Report: Japanese banks are funneling close to US$100bn in fossil fuels and nuclear; increased coal finance since the Paris Agreement was signed

September 10, 2018 TOKYO, JAPAN — Today, a report produced by Japan revealed that since the Paris Climate Accord was concluded, Japanese financial institutions have increased their financing of domestic coal power development.

From January 2013 to July 2018, 151 Japanese financial groups and their subsidiaries surveyed (including banks, asset management firms, and insurance companies) provided approximately US$80 billion in loans and underwriting services to 26 Japanese companies involved in coal development, fossil fuels, and nuclear power. The surveyed institutions also invested approximately US$12 billion in the bonds and shares of those companies.

The research also showed Japanese financial institutions increased their loans and underwriting services to the companies engaged in coal development after the Paris Climate Accord was signed in 2015. Mizuho Financial, Sumitomo Financial Group and Mitsubishi UFJ were the top 3 creditors and provided approximately 62% of the credit identified as attributable to coal development.

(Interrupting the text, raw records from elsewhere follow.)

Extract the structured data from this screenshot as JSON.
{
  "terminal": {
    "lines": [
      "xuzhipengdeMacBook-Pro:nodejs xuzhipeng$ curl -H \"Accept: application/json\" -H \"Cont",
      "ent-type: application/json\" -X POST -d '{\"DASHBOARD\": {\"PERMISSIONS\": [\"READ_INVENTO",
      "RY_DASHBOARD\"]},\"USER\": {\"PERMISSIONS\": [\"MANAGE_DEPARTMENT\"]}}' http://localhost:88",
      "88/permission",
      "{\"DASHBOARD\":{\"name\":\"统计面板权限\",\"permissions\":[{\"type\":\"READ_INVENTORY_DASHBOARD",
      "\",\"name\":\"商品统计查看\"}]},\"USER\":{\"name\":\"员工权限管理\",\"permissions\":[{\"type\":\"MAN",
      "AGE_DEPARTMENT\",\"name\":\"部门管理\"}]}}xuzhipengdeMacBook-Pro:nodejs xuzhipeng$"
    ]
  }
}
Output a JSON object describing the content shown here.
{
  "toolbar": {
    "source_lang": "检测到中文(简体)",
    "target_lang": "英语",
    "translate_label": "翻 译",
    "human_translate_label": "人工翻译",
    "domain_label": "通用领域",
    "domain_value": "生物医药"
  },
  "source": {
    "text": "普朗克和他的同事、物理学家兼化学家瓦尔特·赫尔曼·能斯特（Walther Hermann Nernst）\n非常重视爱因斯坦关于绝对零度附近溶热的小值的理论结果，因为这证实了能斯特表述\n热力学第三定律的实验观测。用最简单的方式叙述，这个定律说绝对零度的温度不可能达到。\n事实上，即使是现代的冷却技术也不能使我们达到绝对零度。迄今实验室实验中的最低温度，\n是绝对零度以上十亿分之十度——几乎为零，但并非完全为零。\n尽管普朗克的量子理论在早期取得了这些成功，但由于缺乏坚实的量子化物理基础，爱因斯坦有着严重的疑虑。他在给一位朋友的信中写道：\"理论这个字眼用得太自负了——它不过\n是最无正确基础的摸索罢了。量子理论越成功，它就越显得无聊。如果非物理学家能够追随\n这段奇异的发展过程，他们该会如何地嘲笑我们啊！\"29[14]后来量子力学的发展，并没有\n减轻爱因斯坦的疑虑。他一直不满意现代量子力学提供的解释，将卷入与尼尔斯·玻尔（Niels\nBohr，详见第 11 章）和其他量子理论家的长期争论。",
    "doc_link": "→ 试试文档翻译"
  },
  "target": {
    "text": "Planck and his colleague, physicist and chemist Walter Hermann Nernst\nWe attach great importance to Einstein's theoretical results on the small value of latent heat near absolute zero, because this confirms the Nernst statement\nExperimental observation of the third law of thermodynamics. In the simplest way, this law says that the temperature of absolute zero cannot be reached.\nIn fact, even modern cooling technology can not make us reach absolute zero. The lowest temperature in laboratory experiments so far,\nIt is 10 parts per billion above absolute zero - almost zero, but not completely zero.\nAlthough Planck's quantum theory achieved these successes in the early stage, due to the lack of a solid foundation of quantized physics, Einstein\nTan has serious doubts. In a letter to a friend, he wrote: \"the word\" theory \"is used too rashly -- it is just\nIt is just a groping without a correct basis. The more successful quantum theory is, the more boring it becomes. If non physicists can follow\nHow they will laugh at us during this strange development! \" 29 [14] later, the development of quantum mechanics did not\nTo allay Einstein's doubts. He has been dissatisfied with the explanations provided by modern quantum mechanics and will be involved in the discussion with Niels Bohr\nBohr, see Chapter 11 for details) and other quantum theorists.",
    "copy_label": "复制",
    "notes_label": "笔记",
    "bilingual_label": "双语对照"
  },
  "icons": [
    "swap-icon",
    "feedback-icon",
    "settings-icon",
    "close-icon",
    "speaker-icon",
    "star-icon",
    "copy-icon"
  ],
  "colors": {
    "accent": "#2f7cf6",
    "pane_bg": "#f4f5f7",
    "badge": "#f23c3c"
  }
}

To date, 985 institutions representing US$6.24 trillion assets under management have pledged to divest from their investments in coal, oil, and gas companies for moral, political, and economic reasons. The Japanese financial sector is an obvious outlier, trailing its international peers in the trend towards fossil fuel divestment.

“These findings stand contrary to the positive movements that have been emerging from the Japanese financial sector to restrict new financing to coal power plants” , stated Shin Furuno, Japan Divestment Campaigner for “European and American financial institutions are moving quickly not only to restrict new finance to coal projects but to divest from all coal related companies, in recognition of the risk that coal will become a stranded asset. The potential for a carbon bubble leaves Japan’s economy substantially vulnerable, where exposure to coal  is high in both the public and private sectors.” Japan’s report also revealed 38 financial institutions found to have no financial relationships with any of the selected companies engaged in coal development, fossil fuels, and nuclear power. In a recent Japan poll, nearly 60% of 2000 Japanese respondents surveyed answered that they would like for their bank to commit to socially and environmentally responsible lending and investment policies.

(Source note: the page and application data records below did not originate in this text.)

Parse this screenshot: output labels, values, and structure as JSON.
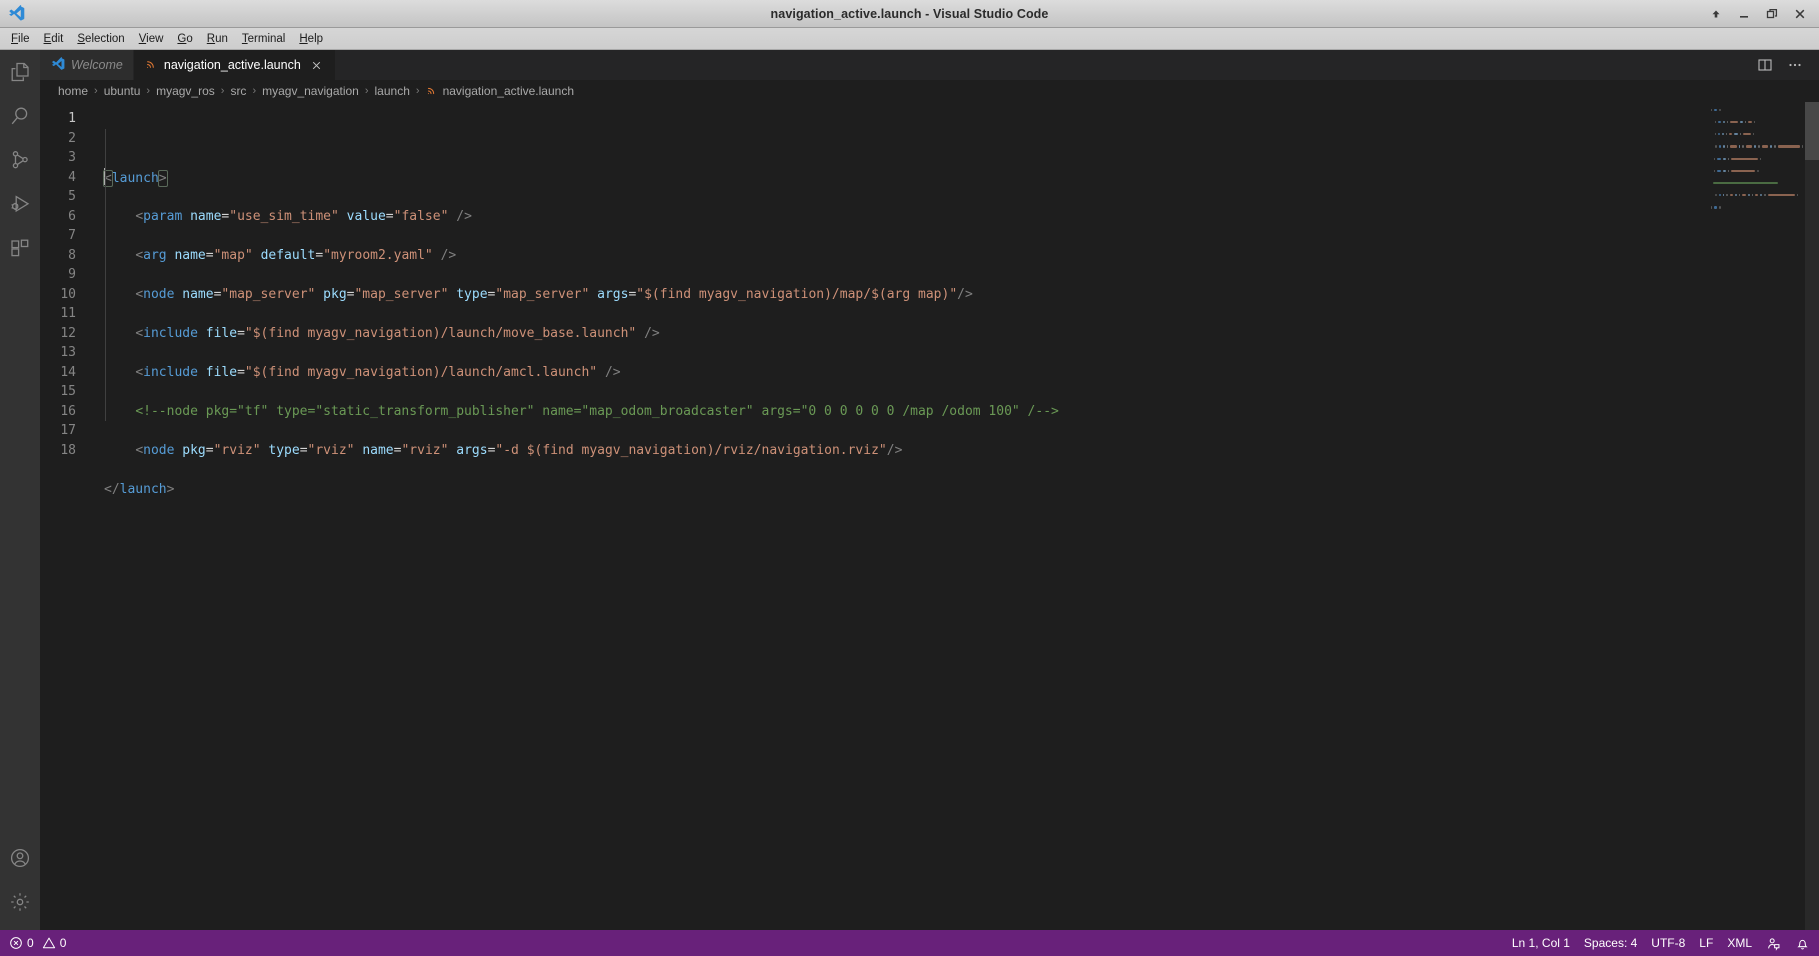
{
  "window": {
    "title": "navigation_active.launch - Visual Studio Code",
    "app_icon": "vscode-logo-icon",
    "controls": [
      {
        "name": "shade-window-button",
        "icon": "arrow-up-icon"
      },
      {
        "name": "minimize-window-button",
        "icon": "minimize-icon"
      },
      {
        "name": "maximize-window-button",
        "icon": "restore-icon"
      },
      {
        "name": "close-window-button",
        "icon": "close-icon"
      }
    ]
  },
  "menubar": {
    "items": [
      {
        "label": "File",
        "mnemonic": "F",
        "rest": "ile"
      },
      {
        "label": "Edit",
        "mnemonic": "E",
        "rest": "dit"
      },
      {
        "label": "Selection",
        "mnemonic": "S",
        "rest": "election"
      },
      {
        "label": "View",
        "mnemonic": "V",
        "rest": "iew"
      },
      {
        "label": "Go",
        "mnemonic": "G",
        "rest": "o"
      },
      {
        "label": "Run",
        "mnemonic": "R",
        "rest": "un"
      },
      {
        "label": "Terminal",
        "mnemonic": "T",
        "rest": "erminal"
      },
      {
        "label": "Help",
        "mnemonic": "H",
        "rest": "elp"
      }
    ]
  },
  "activitybar": {
    "top": [
      {
        "name": "sidebar-item-explorer",
        "icon": "files-icon",
        "title": "Explorer"
      },
      {
        "name": "sidebar-item-search",
        "icon": "search-icon",
        "title": "Search"
      },
      {
        "name": "sidebar-item-source-control",
        "icon": "source-control-icon",
        "title": "Source Control"
      },
      {
        "name": "sidebar-item-run-debug",
        "icon": "run-and-debug-icon",
        "title": "Run and Debug"
      },
      {
        "name": "sidebar-item-extensions",
        "icon": "extensions-icon",
        "title": "Extensions"
      }
    ],
    "bottom": [
      {
        "name": "accounts-button",
        "icon": "account-icon",
        "title": "Accounts"
      },
      {
        "name": "manage-settings-button",
        "icon": "gear-icon",
        "title": "Manage"
      }
    ]
  },
  "tabs": [
    {
      "label": "Welcome",
      "icon": "vscode-logo-icon",
      "active": false,
      "closable": false,
      "italic": true
    },
    {
      "label": "navigation_active.launch",
      "icon": "xml-file-icon",
      "active": true,
      "closable": true,
      "italic": false
    }
  ],
  "editor_actions": [
    {
      "name": "split-editor-right-button",
      "icon": "split-editor-icon"
    },
    {
      "name": "more-actions-button",
      "icon": "ellipsis-icon"
    }
  ],
  "breadcrumb": {
    "separator": "›",
    "segments": [
      {
        "label": "home",
        "icon": ""
      },
      {
        "label": "ubuntu",
        "icon": ""
      },
      {
        "label": "myagv_ros",
        "icon": ""
      },
      {
        "label": "src",
        "icon": ""
      },
      {
        "label": "myagv_navigation",
        "icon": ""
      },
      {
        "label": "launch",
        "icon": ""
      },
      {
        "label": "navigation_active.launch",
        "icon": "xml-file-icon"
      }
    ]
  },
  "editor": {
    "filename": "navigation_active.launch",
    "language": "XML",
    "line_count": 18,
    "active_line": 1,
    "lines": [
      {
        "n": 1,
        "tokens": [
          {
            "t": "bracket-open",
            "v": "<"
          },
          {
            "t": "tag",
            "v": "launch"
          },
          {
            "t": "bracket-close",
            "v": ">"
          }
        ]
      },
      {
        "n": 2,
        "tokens": []
      },
      {
        "n": 3,
        "tokens": [
          {
            "t": "plain",
            "v": "    "
          },
          {
            "t": "bracket",
            "v": "<"
          },
          {
            "t": "tag",
            "v": "param"
          },
          {
            "t": "plain",
            "v": " "
          },
          {
            "t": "attr",
            "v": "name"
          },
          {
            "t": "eq",
            "v": "="
          },
          {
            "t": "str",
            "v": "\"use_sim_time\""
          },
          {
            "t": "plain",
            "v": " "
          },
          {
            "t": "attr",
            "v": "value"
          },
          {
            "t": "eq",
            "v": "="
          },
          {
            "t": "str",
            "v": "\"false\""
          },
          {
            "t": "plain",
            "v": " "
          },
          {
            "t": "bracket",
            "v": "/>"
          }
        ]
      },
      {
        "n": 4,
        "tokens": []
      },
      {
        "n": 5,
        "tokens": [
          {
            "t": "plain",
            "v": "    "
          },
          {
            "t": "bracket",
            "v": "<"
          },
          {
            "t": "tag",
            "v": "arg"
          },
          {
            "t": "plain",
            "v": " "
          },
          {
            "t": "attr",
            "v": "name"
          },
          {
            "t": "eq",
            "v": "="
          },
          {
            "t": "str",
            "v": "\"map\""
          },
          {
            "t": "plain",
            "v": " "
          },
          {
            "t": "attr",
            "v": "default"
          },
          {
            "t": "eq",
            "v": "="
          },
          {
            "t": "str",
            "v": "\"myroom2.yaml\""
          },
          {
            "t": "plain",
            "v": " "
          },
          {
            "t": "bracket",
            "v": "/>"
          }
        ]
      },
      {
        "n": 6,
        "tokens": []
      },
      {
        "n": 7,
        "tokens": [
          {
            "t": "plain",
            "v": "    "
          },
          {
            "t": "bracket",
            "v": "<"
          },
          {
            "t": "tag",
            "v": "node"
          },
          {
            "t": "plain",
            "v": " "
          },
          {
            "t": "attr",
            "v": "name"
          },
          {
            "t": "eq",
            "v": "="
          },
          {
            "t": "str",
            "v": "\"map_server\""
          },
          {
            "t": "plain",
            "v": " "
          },
          {
            "t": "attr",
            "v": "pkg"
          },
          {
            "t": "eq",
            "v": "="
          },
          {
            "t": "str",
            "v": "\"map_server\""
          },
          {
            "t": "plain",
            "v": " "
          },
          {
            "t": "attr",
            "v": "type"
          },
          {
            "t": "eq",
            "v": "="
          },
          {
            "t": "str",
            "v": "\"map_server\""
          },
          {
            "t": "plain",
            "v": " "
          },
          {
            "t": "attr",
            "v": "args"
          },
          {
            "t": "eq",
            "v": "="
          },
          {
            "t": "str",
            "v": "\"$(find myagv_navigation)/map/$(arg map)\""
          },
          {
            "t": "bracket",
            "v": "/>"
          }
        ]
      },
      {
        "n": 8,
        "tokens": []
      },
      {
        "n": 9,
        "tokens": [
          {
            "t": "plain",
            "v": "    "
          },
          {
            "t": "bracket",
            "v": "<"
          },
          {
            "t": "tag",
            "v": "include"
          },
          {
            "t": "plain",
            "v": " "
          },
          {
            "t": "attr",
            "v": "file"
          },
          {
            "t": "eq",
            "v": "="
          },
          {
            "t": "str",
            "v": "\"$(find myagv_navigation)/launch/move_base.launch\""
          },
          {
            "t": "plain",
            "v": " "
          },
          {
            "t": "bracket",
            "v": "/>"
          }
        ]
      },
      {
        "n": 10,
        "tokens": []
      },
      {
        "n": 11,
        "tokens": [
          {
            "t": "plain",
            "v": "    "
          },
          {
            "t": "bracket",
            "v": "<"
          },
          {
            "t": "tag",
            "v": "include"
          },
          {
            "t": "plain",
            "v": " "
          },
          {
            "t": "attr",
            "v": "file"
          },
          {
            "t": "eq",
            "v": "="
          },
          {
            "t": "str",
            "v": "\"$(find myagv_navigation)/launch/amcl.launch\""
          },
          {
            "t": "plain",
            "v": " "
          },
          {
            "t": "bracket",
            "v": "/>"
          }
        ]
      },
      {
        "n": 12,
        "tokens": []
      },
      {
        "n": 13,
        "tokens": [
          {
            "t": "plain",
            "v": "    "
          },
          {
            "t": "comment",
            "v": "<!--node pkg=\"tf\" type=\"static_transform_publisher\" name=\"map_odom_broadcaster\" args=\"0 0 0 0 0 0 /map /odom 100\" /-->"
          }
        ]
      },
      {
        "n": 14,
        "tokens": []
      },
      {
        "n": 15,
        "tokens": [
          {
            "t": "plain",
            "v": "    "
          },
          {
            "t": "bracket",
            "v": "<"
          },
          {
            "t": "tag",
            "v": "node"
          },
          {
            "t": "plain",
            "v": " "
          },
          {
            "t": "attr",
            "v": "pkg"
          },
          {
            "t": "eq",
            "v": "="
          },
          {
            "t": "str",
            "v": "\"rviz\""
          },
          {
            "t": "plain",
            "v": " "
          },
          {
            "t": "attr",
            "v": "type"
          },
          {
            "t": "eq",
            "v": "="
          },
          {
            "t": "str",
            "v": "\"rviz\""
          },
          {
            "t": "plain",
            "v": " "
          },
          {
            "t": "attr",
            "v": "name"
          },
          {
            "t": "eq",
            "v": "="
          },
          {
            "t": "str",
            "v": "\"rviz\""
          },
          {
            "t": "plain",
            "v": " "
          },
          {
            "t": "attr",
            "v": "args"
          },
          {
            "t": "eq",
            "v": "="
          },
          {
            "t": "str",
            "v": "\"-d $(find myagv_navigation)/rviz/navigation.rviz\""
          },
          {
            "t": "bracket",
            "v": "/>"
          }
        ]
      },
      {
        "n": 16,
        "tokens": []
      },
      {
        "n": 17,
        "tokens": [
          {
            "t": "bracket",
            "v": "</"
          },
          {
            "t": "tag",
            "v": "launch"
          },
          {
            "t": "bracket",
            "v": ">"
          }
        ]
      },
      {
        "n": 18,
        "tokens": []
      }
    ]
  },
  "statusbar": {
    "left": [
      {
        "name": "problems-status",
        "icon": "error-icon",
        "label": "0",
        "icon2": "warning-icon",
        "label2": "0"
      }
    ],
    "right": [
      {
        "name": "editor-position-status",
        "label": "Ln 1, Col 1"
      },
      {
        "name": "editor-indentation-status",
        "label": "Spaces: 4"
      },
      {
        "name": "editor-encoding-status",
        "label": "UTF-8"
      },
      {
        "name": "editor-eol-status",
        "label": "LF"
      },
      {
        "name": "editor-language-status",
        "label": "XML"
      },
      {
        "name": "feedback-status",
        "icon": "feedback-person-icon",
        "label": ""
      },
      {
        "name": "notifications-status",
        "icon": "bell-icon",
        "label": ""
      }
    ]
  },
  "colors": {
    "statusbar_bg": "#68217a",
    "activitybar_bg": "#333333",
    "editor_bg": "#1e1e1e",
    "tab_active_bg": "#1e1e1e",
    "tab_inactive_bg": "#2d2d2d",
    "titlebar_bg": "#cfcfcf",
    "tag": "#569cd6",
    "attribute": "#9cdcfe",
    "string": "#ce9178",
    "comment": "#6a9955"
  }
}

“Japanese people are becoming more and more aware of the dangerous effects of climate change through the record breaking heat and catastrophic rainfall that the country experienced this summer and it is absurd that Japan’s major banks are continuing to fund new coal fired power development which will only worsen these impacts,” added Furuno. “ Japan will encourage financial institutions who were found to be fossil fuel and nuclear free to verify those findings so that Japanese people can choose greener banking alternatives that do not worsen the global climate crisis.”

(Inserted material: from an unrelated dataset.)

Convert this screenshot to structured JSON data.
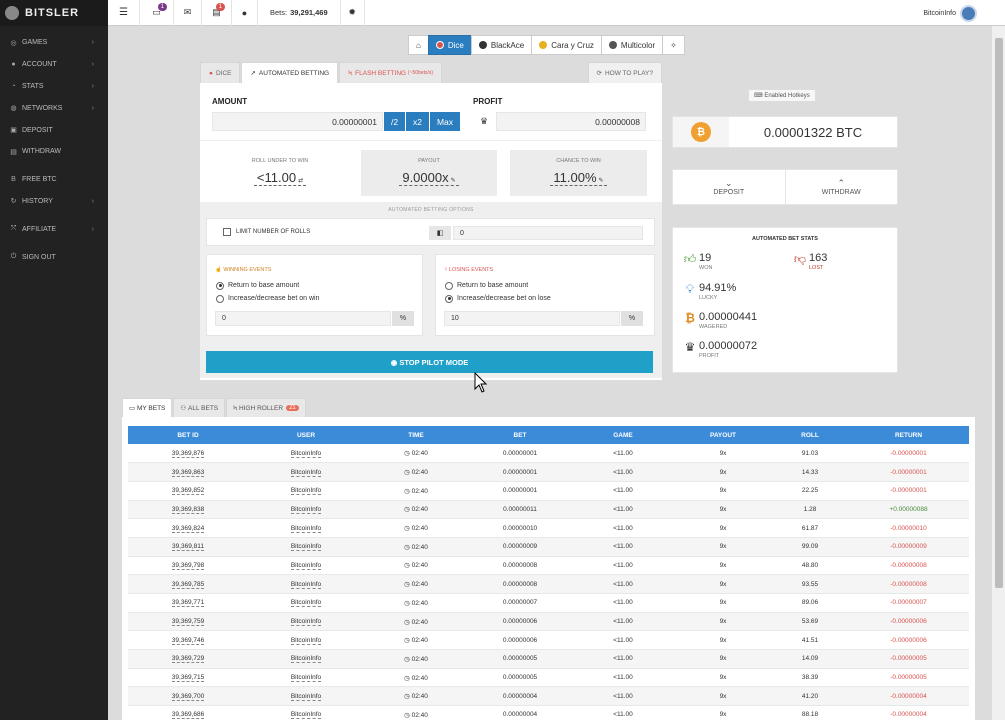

The full report Energy Finance in Japan 2018: Funding Climate Change and Nuclear Risk is available here:


Marie Tanao, Japan Communications Coordinator
Email: [email protected] Phone: +81-90-2183-2113